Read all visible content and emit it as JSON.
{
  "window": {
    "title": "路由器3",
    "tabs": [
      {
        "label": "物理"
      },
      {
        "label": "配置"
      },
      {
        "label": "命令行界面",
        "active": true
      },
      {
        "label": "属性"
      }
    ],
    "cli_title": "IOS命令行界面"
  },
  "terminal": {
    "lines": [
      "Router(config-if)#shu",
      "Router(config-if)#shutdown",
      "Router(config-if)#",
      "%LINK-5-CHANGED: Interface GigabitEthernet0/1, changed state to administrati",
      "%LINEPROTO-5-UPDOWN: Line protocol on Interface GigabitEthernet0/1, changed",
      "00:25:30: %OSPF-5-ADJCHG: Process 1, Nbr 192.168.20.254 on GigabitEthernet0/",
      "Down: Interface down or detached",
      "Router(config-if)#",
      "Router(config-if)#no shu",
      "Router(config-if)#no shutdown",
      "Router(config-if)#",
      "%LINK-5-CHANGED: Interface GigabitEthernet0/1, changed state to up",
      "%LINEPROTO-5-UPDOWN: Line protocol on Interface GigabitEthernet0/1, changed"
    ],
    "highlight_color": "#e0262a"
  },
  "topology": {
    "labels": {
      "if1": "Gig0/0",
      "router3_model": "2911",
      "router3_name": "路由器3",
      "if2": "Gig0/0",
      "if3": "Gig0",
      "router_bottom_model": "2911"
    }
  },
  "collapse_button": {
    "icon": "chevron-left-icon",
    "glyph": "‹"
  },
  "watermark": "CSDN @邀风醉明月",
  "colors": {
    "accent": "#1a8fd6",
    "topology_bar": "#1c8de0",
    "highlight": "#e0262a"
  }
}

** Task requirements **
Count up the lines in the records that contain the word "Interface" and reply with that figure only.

** Task solution **
5